It’s the sad truth and one that breaks our hearts over and over. The dark side of fast fashion is the exploitation opportunities it takes advantage of. Ever wonder why these clothes are so cheap? It’s because many women and children are taken from their homes and forced to work in these fast fashion factories for little to no pay and hardly any time off (3). What’s even more startling is the amount of labor abuse happening within these factories. Since majority of these workers are women and children, they are subject to verbal, physical, and sexual abuse by their superiors. This is especially true in Asia where labor restrictions are a little looser, and companies are able to get away with these attacks without negative repercussions.
While buying from these fast fashion stores may be innocent, it is actually a direct contribution towards modern day slavery as these companies work to meet the demands of their customers with the lowest prices and exploit even more people to extreme abuse. The good news is, we do have the power to stop this, give people their lives back, and still get the styles we are looking for. One way to do this is by buying second hands clothes – an extremely positive impact not just on humanity but on the environment as well. Buying second hand and donating your clothes when you’re done with them, allows trends and styles to keep circulating rather than constantly producing.
3) The Environment Takes a Big Hit Too
You may be wondering, what does my tank top have to do with the environment? Well, everything. Fast fashion is no ally to the environment and is actually one of the biggest polluters in the world (4). The excessive cheap textile production needed for these materials results in an alarming amount of CO2 and greenhouse gas emissions. This alone is enough to take out ecosystems, cause extinction to some of our planets beloved wildlife, and harm the human race. But unfortunately, it doesn’t stop there. It is also polluting our gorgeous oceans as well. Did you know that one cotton shirt takes a shocking 2,700 liters to make? This is an extremely unsettling number when you think about how many cotton shirts we see hanging on the racks of these large fast fashion stores.

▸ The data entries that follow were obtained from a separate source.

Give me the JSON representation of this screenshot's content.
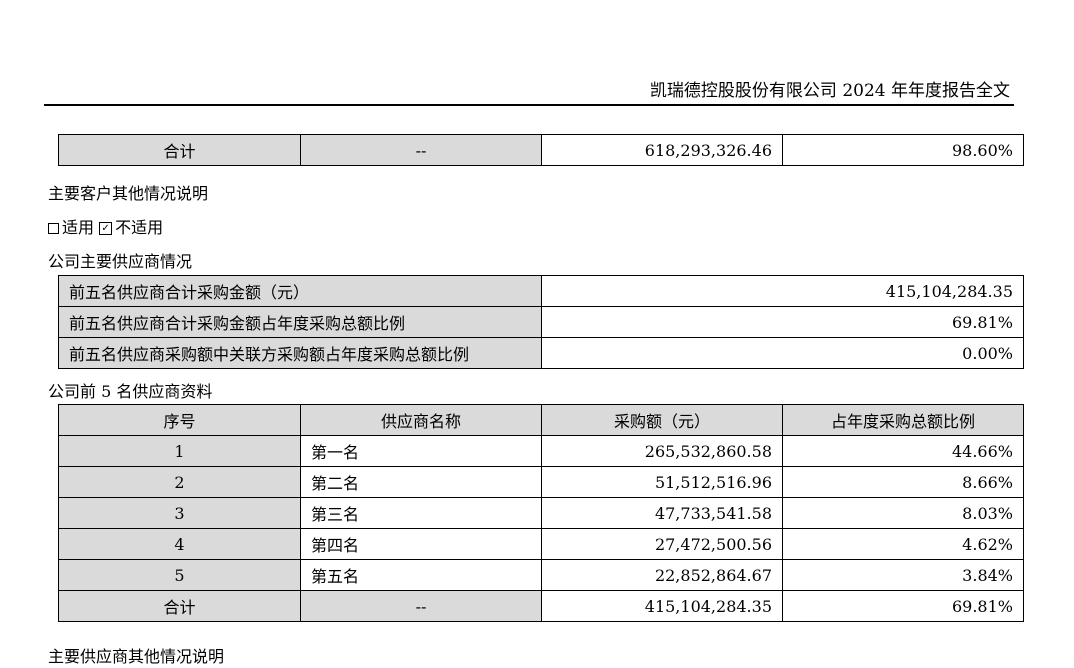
{
  "header": {
    "title": "凯瑞德控股股份有限公司 2024 年年度报告全文"
  },
  "top_total": {
    "label": "合计",
    "name": "--",
    "amount": "618,293,326.46",
    "ratio": "98.60%"
  },
  "customer_note": {
    "title": "主要客户其他情况说明",
    "option_na1": "适用",
    "option_na2": "不适用"
  },
  "supplier_summary": {
    "title": "公司主要供应商情况",
    "rows": [
      {
        "label": "前五名供应商合计采购金额（元）",
        "value": "415,104,284.35"
      },
      {
        "label": "前五名供应商合计采购金额占年度采购总额比例",
        "value": "69.81%"
      },
      {
        "label": "前五名供应商采购额中关联方采购额占年度采购总额比例",
        "value": "0.00%"
      }
    ]
  },
  "top5": {
    "title": "公司前 5 名供应商资料",
    "headers": [
      "序号",
      "供应商名称",
      "采购额（元）",
      "占年度采购总额比例"
    ],
    "rows": [
      {
        "no": "1",
        "name": "第一名",
        "amount": "265,532,860.58",
        "ratio": "44.66%"
      },
      {
        "no": "2",
        "name": "第二名",
        "amount": "51,512,516.96",
        "ratio": "8.66%"
      },
      {
        "no": "3",
        "name": "第三名",
        "amount": "47,733,541.58",
        "ratio": "8.03%"
      },
      {
        "no": "4",
        "name": "第四名",
        "amount": "27,472,500.56",
        "ratio": "4.62%"
      },
      {
        "no": "5",
        "name": "第五名",
        "amount": "22,852,864.67",
        "ratio": "3.84%"
      }
    ],
    "total": {
      "label": "合计",
      "name": "--",
      "amount": "415,104,284.35",
      "ratio": "69.81%"
    }
  },
  "supplier_note": {
    "title": "主要供应商其他情况说明"
  }
}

On top of that, cheap materials, especially Polyester, shed small microfibers that fill our oceans and harm the sea life. Thanks to fast fashion we have seen environmental impacts on our blue seas with coral becoming completely bleached and dying, to our wide array of colorful fish becoming fewer and fewer. The good news is, marine biologists have confirmed that if we do our part the oceans can actually heal themselves. Part of this is going to be ditching fast fashion, and choosing to make a positive impact on our world and the lives that reside in it.

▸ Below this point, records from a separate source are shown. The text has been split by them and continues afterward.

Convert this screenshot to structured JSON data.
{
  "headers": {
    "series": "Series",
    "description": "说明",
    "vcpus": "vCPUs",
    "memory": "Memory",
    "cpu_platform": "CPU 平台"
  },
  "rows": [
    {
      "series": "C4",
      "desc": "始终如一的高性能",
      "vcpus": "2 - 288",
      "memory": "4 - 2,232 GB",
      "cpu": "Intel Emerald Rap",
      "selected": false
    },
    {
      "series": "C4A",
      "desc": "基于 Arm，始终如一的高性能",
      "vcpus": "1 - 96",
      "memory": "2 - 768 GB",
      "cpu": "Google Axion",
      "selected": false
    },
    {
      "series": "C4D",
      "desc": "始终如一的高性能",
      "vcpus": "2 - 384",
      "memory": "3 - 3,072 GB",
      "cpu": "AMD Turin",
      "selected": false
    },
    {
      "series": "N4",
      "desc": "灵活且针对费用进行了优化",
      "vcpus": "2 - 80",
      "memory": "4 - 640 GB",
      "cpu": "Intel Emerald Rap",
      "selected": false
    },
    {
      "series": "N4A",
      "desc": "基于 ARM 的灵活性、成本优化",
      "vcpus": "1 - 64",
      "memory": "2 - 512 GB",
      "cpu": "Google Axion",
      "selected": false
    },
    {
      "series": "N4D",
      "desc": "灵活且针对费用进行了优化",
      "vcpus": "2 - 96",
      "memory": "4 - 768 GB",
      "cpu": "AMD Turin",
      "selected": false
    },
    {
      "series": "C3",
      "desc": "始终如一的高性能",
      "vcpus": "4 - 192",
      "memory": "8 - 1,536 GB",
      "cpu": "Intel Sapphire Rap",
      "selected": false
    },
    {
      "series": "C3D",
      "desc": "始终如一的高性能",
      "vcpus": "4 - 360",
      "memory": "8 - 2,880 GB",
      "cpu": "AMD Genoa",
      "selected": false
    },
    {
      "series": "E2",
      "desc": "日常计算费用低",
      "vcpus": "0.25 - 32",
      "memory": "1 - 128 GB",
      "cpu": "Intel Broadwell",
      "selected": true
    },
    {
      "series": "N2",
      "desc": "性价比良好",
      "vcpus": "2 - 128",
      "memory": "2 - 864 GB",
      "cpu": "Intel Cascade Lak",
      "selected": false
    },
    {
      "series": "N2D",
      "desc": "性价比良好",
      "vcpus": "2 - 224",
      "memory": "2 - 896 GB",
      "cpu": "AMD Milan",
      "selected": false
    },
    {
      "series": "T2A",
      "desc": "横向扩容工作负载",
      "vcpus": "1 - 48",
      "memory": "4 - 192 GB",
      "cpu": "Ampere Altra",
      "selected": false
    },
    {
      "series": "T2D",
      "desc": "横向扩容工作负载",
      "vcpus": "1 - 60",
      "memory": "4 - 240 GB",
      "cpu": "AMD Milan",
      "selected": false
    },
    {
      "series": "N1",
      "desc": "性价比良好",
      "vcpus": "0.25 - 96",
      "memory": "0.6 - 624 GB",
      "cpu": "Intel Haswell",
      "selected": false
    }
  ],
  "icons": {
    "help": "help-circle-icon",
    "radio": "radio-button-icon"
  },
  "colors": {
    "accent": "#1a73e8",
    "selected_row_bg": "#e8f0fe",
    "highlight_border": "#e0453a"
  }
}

While the information may seem shocking, I do hope it rocked you as much as it rocked us. Gone are the days where fast fashion has a say on human lives, the animal kingdom, and our planet. It’s time we take back our control and give the world the healing that it so desperately needs.